The industrialization of the deep sea is expanding world wide. Increasing oil and gas exploration activities in the absence of sufficient baseline data in deep-sea ecosystems has made environmental management challenging. Here, we review the types of activities that are associated with global offshore oil and gas development in water depths over 200 m, the typical impacts of these activities, some of the more extreme impacts of accidental oil and gas releases, and the current state of management in the major regions of offshore industrial activity including 18 exclusive economic zones. Direct impacts of infrastructure installation, including sediment resuspension and burial by seafloor anchors and pipelines, are typically restricted to a radius of ∼100 m on from the installation on the seafloor. Discharges of water-based and low toxicity oil based drilling muds and produced water can extend over 2 km, while the ecological impacts at the population and community levels on the sea floor are most commonly on the order of 200–300 m from their source. These impacts may persist in the deep sea for many years and likely longer for its more fragile ecosystems, such as cold-water corals.

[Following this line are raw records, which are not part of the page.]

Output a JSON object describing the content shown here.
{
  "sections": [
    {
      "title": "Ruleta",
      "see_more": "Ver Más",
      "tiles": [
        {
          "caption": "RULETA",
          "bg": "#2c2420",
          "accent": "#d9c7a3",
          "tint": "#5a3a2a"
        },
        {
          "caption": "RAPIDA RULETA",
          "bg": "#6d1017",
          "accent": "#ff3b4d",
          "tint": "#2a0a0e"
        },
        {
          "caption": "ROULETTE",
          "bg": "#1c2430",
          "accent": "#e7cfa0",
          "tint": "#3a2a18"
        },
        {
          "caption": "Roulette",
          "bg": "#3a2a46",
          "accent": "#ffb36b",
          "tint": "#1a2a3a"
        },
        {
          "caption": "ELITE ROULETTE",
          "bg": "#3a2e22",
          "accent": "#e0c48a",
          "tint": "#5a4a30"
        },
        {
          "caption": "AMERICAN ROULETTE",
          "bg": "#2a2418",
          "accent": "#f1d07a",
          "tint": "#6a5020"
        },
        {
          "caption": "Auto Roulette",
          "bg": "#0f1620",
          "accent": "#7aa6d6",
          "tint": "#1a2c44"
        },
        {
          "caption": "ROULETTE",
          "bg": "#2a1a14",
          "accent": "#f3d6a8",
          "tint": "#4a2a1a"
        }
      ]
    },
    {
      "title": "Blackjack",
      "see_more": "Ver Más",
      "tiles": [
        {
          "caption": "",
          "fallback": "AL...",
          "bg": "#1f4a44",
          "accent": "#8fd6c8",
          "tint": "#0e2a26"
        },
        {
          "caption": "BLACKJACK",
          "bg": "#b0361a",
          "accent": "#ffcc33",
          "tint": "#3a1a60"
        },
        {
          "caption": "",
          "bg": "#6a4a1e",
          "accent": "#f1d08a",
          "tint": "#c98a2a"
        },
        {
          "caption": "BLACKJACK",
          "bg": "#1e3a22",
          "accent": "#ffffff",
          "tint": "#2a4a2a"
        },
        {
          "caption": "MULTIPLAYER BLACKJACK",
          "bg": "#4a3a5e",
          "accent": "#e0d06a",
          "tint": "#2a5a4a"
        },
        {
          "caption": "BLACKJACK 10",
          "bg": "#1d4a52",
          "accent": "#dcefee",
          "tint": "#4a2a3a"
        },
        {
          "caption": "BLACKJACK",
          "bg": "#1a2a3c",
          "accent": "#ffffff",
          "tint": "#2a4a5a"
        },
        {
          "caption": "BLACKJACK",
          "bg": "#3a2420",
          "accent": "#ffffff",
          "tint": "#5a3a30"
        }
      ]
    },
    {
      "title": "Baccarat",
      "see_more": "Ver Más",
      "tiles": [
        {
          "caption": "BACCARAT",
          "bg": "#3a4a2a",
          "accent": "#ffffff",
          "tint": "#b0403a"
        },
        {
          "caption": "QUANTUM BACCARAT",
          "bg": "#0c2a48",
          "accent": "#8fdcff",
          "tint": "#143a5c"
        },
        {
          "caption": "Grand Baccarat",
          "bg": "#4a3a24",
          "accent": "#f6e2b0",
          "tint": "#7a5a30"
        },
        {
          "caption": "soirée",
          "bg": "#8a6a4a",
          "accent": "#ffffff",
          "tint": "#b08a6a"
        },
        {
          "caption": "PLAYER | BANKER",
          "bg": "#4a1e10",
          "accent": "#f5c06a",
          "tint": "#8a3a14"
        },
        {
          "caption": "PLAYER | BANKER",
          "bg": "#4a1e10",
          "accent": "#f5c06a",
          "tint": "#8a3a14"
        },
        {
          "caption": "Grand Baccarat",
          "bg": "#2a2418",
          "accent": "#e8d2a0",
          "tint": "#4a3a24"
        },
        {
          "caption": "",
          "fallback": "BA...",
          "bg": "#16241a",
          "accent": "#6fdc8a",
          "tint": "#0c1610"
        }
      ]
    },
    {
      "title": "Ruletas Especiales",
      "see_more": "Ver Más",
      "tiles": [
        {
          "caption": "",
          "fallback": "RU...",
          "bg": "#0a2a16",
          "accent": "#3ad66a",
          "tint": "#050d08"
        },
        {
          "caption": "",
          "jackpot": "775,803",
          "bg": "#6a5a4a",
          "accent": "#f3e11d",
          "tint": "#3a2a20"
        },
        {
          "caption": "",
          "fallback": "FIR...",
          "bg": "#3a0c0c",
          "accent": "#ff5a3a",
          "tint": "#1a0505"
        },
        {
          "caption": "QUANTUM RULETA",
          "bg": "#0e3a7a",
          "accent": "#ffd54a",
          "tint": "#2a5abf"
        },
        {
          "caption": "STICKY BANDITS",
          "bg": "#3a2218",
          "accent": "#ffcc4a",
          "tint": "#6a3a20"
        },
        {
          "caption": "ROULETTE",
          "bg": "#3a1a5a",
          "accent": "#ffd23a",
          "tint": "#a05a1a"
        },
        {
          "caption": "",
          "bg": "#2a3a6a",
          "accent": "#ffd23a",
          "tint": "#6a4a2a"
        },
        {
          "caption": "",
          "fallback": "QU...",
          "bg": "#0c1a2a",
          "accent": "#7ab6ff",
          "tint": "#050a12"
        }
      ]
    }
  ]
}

This synthesis of information provides the basis for a series of recommendations for the management of offshore oil and gas development. An effective management strategy, aimed at minimizing risk of significant environmental harm, will typically encompass regulations of the activity itself (e.g., discharge practices, materials used), combined with spatial (e.g., avoidance rules and marine protected areas), and temporal measures (e.g., restricted activities during peak reproductive periods). Spatial management measures that encompass representatives of all of the regional deep-sea community types is important in this context. Implementation of these management strategies should consider minimum buffer zones to displace industrial activity beyond the range of typical impacts: at least 2 km from any discharge points and surface infrastructure and 200 m from seafloor infrastructure with no expected discharges. Although managing natural resources is, arguably, more challenging in deep-water environments, inclusion of these proven conservation tools contributes to robust environmental management strategies for oil and gas extraction in the deep sea.